I do not recall the first time I saw the majestic ship Peking, which has been berthed at the South Street Seaport in New York City since the late 1970’s. I may have seen it on some school or family outing at that time, but it was when cousins opened a shop at the revitalized Seaport around 1983 that I started going there on a regular basis. My mom was doing the books for the shop, and at one point my sisters were working there as well, so there were numerous opportunities to leave the suburbs and go to downtown Manhattan to walk the cobblestone streets around Schermerhorn Row, get some ice cream and visit some stores, all the while surrounded by the pungent smells of the nearby Fulton Fish Market. More than anything though, I remember that even as a teenager, no visit to the Seaport would be complete without crossing over South Street and under the FDR Drive and heading over to the piers. Then, as now, directly in front of you on the pier is the Ambrose Light Ship, its bright red hull and Fresnal lens on top of its mast drawing you over to look. Off to the right, behind a large obstruction is The Wavertree, a fine old sailing ship in its own right originally from England. The obstruction to the Wavertree, dwarfing it in height, length, and just about every other category is of course the Peking, whose black hull and enormous masts take up almost the entire length of the pier. Whether it was in 1983 or today in 2013 every visitor to that part of Manhattan turns their head to gaze at this wonder of a bygone era. So it has stayed moored at the Seaport, year after year in the same spot, through rain and snow, brutal summer days, and even hurricanes, much like the conditions it no doubt experienced in its years as a working vessel since being built in Hamburg, Germany in 1911.

“An acre of sail was up aloft, some seventeen stories tall”
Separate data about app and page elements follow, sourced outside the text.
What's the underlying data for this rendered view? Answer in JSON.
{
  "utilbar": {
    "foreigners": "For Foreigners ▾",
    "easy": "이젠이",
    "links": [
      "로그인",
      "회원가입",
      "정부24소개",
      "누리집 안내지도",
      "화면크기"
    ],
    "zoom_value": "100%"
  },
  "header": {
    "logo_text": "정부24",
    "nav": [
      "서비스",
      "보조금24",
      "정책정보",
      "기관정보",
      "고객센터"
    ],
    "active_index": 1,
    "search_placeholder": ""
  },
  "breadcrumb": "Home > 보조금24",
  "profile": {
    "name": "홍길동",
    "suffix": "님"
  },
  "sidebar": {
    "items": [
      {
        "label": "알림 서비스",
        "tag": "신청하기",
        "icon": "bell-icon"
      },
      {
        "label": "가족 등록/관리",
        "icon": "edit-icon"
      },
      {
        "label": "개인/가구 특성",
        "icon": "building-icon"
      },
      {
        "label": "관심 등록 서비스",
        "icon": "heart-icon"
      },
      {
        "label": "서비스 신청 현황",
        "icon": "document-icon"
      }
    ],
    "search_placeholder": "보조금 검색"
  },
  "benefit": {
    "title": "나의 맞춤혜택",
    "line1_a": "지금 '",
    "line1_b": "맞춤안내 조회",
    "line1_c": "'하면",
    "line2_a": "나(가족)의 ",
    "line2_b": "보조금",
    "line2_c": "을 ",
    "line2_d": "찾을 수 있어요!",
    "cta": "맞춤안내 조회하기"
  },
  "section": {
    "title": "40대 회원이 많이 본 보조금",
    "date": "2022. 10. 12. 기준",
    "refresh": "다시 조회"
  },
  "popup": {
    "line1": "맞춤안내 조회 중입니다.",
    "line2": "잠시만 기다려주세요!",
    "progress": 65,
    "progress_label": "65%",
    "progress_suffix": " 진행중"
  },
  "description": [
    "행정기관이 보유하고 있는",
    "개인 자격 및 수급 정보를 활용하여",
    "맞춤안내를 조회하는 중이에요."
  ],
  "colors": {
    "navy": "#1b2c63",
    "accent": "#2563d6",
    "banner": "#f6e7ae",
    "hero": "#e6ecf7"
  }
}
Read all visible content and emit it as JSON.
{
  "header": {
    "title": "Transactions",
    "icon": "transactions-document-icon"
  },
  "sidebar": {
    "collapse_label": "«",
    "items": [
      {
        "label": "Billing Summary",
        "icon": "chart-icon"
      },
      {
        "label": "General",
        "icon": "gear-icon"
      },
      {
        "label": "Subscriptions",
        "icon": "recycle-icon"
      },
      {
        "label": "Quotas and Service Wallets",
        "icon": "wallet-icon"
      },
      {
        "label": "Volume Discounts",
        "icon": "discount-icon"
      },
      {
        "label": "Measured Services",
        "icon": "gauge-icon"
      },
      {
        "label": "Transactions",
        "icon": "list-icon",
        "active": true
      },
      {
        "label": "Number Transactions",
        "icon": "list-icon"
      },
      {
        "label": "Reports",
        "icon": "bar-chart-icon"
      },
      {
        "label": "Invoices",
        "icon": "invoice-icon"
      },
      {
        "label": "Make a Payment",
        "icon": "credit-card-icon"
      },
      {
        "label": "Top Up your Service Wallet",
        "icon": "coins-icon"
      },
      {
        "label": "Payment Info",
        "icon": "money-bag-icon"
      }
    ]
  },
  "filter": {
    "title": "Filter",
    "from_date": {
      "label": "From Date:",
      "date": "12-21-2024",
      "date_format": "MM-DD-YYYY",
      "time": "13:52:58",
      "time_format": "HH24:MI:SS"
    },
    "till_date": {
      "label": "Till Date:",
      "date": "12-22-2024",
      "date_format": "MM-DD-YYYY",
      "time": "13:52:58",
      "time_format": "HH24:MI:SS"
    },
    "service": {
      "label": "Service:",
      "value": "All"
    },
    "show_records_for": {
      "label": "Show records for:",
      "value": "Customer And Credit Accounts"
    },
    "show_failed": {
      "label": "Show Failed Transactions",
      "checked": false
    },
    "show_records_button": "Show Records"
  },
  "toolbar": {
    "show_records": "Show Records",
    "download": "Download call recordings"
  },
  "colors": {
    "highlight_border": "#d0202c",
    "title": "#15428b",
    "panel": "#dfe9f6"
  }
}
Over the years since I started going to the Seaport I began learning more about the Peking’s history. The first thing that became obvious to me was, why a sailing ship in 1911? The Titanic’s maiden voyage was in 1912, which despite its demise, was certainly of its era, technology wise. But this four-masted barque built in that same era was a bit of a mystery to me. Of course the museum had the answer. The Peking and her sister ships (the so called Flying P-Liners) were used primarily in the nitrate trade on routes the new fangled steam powered ships had difficulty covering. Of these there was no route more perilous than a trip around Cape Horn. So it was on that route she spent much of her early life, with a slight interruption during World War I, when she was given to the Italians in war reparations, before they in turn sold her back to the original owners to continue the nitrate trade. Around this time in the story, a man named Irving Johnson came to serve aboard the Peking. Johnson, a Massachusetts farm boy who dreamed of the sea made a film about his 1929 voyage on board the Peking, ‘Around Cape Horn.’ When her life as a commercial vessel was over, she was purchased by the Royal Navy as a training ship and renamed Arethusa II, and then Pekin.

Continue reading “Soundtrack Of A Photograph-Part 1”